Thereafter the serious work begins. If Murray were to reach the final again he might face the same opponents as last year in his last four matches – Stanislas Wawrinka in the fourth round, Juan Martin del Potro in the quarter-finals, Nadal in the semi-finals and Federer in the final.
Just as he did 12 months ago, Murray has arrived fresh from a good run in the summer's two hard-court Masters Series events, having won in Montreal and reached the semi-finals in Cincinnati. Between Wimbledon and Montreal he spent a fortnight training in the heat and humidity of Miami, which proved good preparation given that all nine of his subsequent matches were played in the middle of the day rather than at night. "Not that many of the players have had to deal with that," he said. "It's good to come through physically and it will make me in better shape for the US Open."
The key difference between now and last year is the experience Murray has gained in the intervening 12 months. In that time he has won seven tournaments, climbed from No 6 to No 2 in the world rankings, matched his best performance at the Australian Open in reaching the fourth round and improved on his previous bests at the French Open and Wimbledon, where he made the quarter-finals and semi-finals respectively.
Does he sense that people are looking at him as an even stronger contender here this year? "I don't know, to be honest," Murray said. "I get asked those sort of questions all the time. It's impossible for me to answer. I feel like I'm a better player than I was last year. I feel fitter and stronger."
Storm defeats Robson’s bid to qualify
Flushing Meadows lived up to its name here yesterday as torrential rain seriously disrupted the final day of qualifying for next week's US Open.
The start of Laura Robson's match against Eva Hrdinova was delayed for five hours and was then called off for the day shortly after the Czech won the first set on a tiebreak.
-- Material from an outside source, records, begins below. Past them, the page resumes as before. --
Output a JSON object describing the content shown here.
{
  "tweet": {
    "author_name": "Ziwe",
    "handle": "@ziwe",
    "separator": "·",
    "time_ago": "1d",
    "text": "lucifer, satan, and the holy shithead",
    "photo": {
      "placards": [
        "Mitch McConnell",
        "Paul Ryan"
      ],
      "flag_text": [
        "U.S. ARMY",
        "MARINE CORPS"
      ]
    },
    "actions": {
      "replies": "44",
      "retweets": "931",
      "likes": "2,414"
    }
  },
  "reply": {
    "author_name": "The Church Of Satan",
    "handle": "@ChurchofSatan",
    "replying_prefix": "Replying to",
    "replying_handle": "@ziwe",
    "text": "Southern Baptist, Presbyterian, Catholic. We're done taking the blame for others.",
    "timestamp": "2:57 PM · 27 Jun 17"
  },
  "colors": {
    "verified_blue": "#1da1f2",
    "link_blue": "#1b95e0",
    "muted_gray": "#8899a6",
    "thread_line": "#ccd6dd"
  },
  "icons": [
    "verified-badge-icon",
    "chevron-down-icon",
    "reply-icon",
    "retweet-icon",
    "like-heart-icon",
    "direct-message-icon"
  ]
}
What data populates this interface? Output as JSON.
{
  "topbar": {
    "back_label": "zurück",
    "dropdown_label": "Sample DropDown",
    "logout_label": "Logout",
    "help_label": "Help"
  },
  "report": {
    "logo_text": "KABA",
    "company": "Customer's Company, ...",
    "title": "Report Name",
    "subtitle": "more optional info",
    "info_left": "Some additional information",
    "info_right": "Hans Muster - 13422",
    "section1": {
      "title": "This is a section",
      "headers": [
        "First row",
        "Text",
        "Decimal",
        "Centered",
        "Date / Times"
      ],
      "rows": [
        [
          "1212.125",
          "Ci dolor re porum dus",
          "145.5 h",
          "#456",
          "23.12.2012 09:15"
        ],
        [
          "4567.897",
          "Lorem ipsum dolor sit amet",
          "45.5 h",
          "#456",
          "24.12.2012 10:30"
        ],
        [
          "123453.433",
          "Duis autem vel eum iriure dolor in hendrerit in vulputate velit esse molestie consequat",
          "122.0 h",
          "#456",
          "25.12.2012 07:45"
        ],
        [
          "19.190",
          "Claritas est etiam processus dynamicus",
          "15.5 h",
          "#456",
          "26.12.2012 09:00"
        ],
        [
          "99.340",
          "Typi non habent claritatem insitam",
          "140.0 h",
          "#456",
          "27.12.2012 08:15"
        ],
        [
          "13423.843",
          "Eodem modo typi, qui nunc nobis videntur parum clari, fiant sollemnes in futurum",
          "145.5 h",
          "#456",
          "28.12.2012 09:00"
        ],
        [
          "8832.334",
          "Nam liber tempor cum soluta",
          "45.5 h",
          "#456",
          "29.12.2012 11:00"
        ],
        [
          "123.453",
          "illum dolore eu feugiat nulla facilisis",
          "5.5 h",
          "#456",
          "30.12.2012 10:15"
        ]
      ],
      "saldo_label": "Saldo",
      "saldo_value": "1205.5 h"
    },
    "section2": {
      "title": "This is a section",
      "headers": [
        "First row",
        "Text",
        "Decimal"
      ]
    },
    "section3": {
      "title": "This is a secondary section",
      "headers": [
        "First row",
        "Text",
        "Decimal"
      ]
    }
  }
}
Robson, who made her senior Grand Slam debut at Wimbledon, was given a wild card into qualifying here. Britain's world No 460 has already beaten Stephanie Foretz (No 128) and Aniko Kapros (No 253).
Elena Baltacha, who plays Russia’s Anastasia Rodionova, never got on court and, like Robson, will have to hope the weather improves today. Mel South lost in three sets to Julia Schruff in the second round of qualifying on Thursday night.